Pierre Monatte 1924

Letter to Zinoviev

Source: Archives Pierre Monatte;
CopyLeft: Creative Commons (Attribute & ShareAlike) marxists.org 2005.
Translated: by Mitch Abidor.

June 16, 1924

Dear Comrade Zinoviev:

I was touched to receive the telegram in which the Presidium asks me to come to the congress to explain myself concerning the existing disagreements. Forgive me, though, for not accepting the invitation. After serious reflection I maintain my original decision, of which the Party Secretariat probably informed you.

The reasons behind my decision are the following:

The French Party, at its last National Council, unanimously supported the theses of its leadership committee (by 2,353 votes against 3). I could thus only bring before the presidium a simple personal opinion, and not that of certain strata of the Party. It is thus an opinion of no weight. In any event, what weight is there to this personal opinion after two delegates from the Executive, Kirsh in an article in l'Humanité and Klein at the tribune of the National Council, assimilated me to Frossard; It’s not what I could tell you that would change anything in the operation of the French party. Time and events will be more eloquent. Today the center and the left have the leadership of the party, which they exercise. I don’t want to be reproached for having caused l'Humanité to lose its clear Communist character nor to have poisoned the Party with my so-called pessimism and my real syndicalism.

During the past eighteen months I have often regretted having ceded to the demands of the delegate of the Executive when I wasn’t yet a member of the Party, and for having gone to work for l'Humanité after the Paris congress.

After eighteen months of experience on the editorial board of l'Humanité, after a year of vain efforts at the Commission syndicale centrale, I ask from you the freedom to remove myself from the leading spheres of the Party. I am returning to the workshop and reenter the ranks. I am certain to in this way better serve the Communist International, of which I remain the most devoted of foot-soldiers.
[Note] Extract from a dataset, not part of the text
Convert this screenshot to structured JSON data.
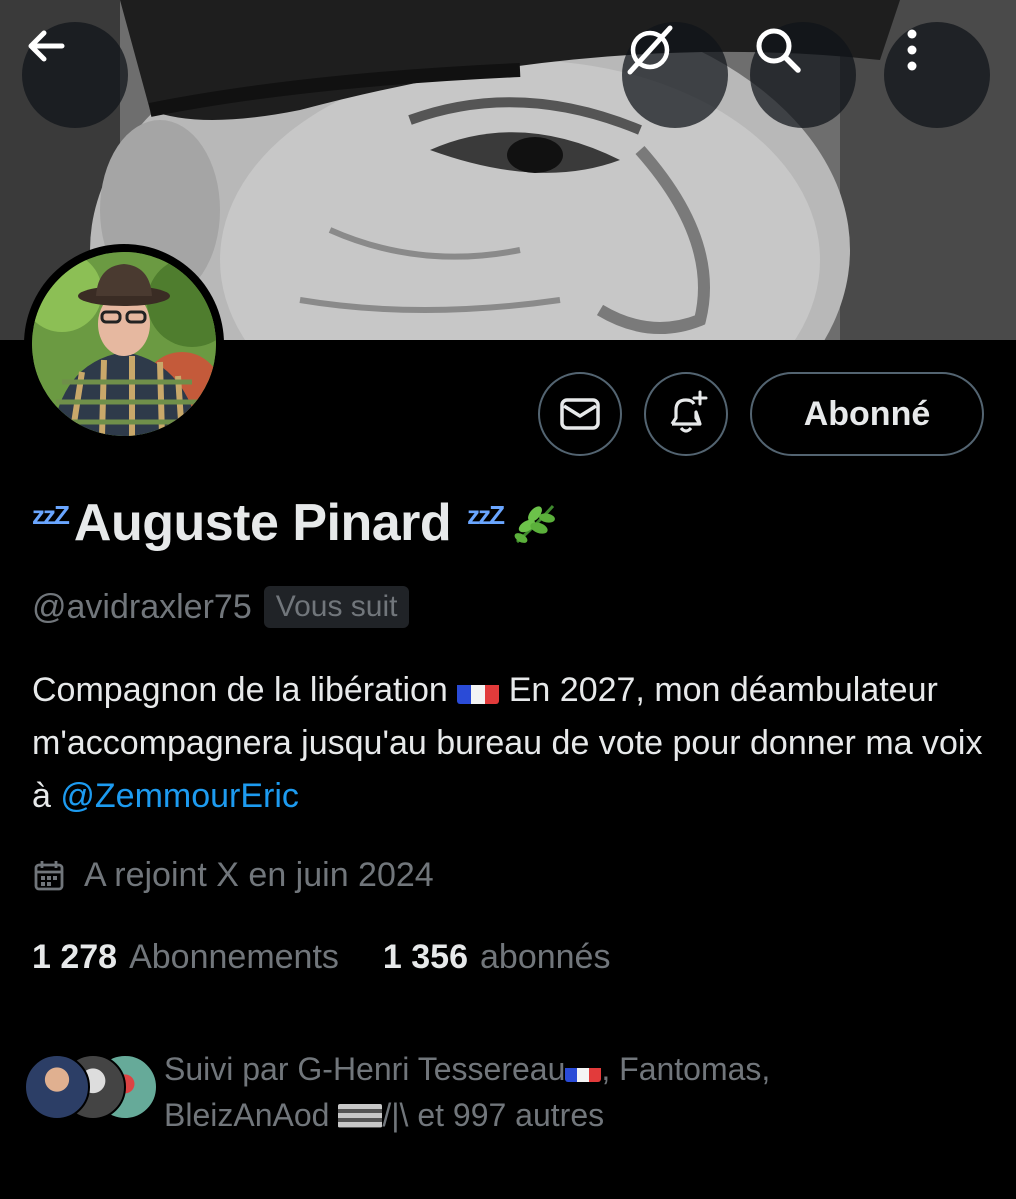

Tomorrow like today, rest assured comrade Zinoviev, of my absolute attachment to communist ideas, to the Russian Revolution, and to the world revolution.

Pierre Monatte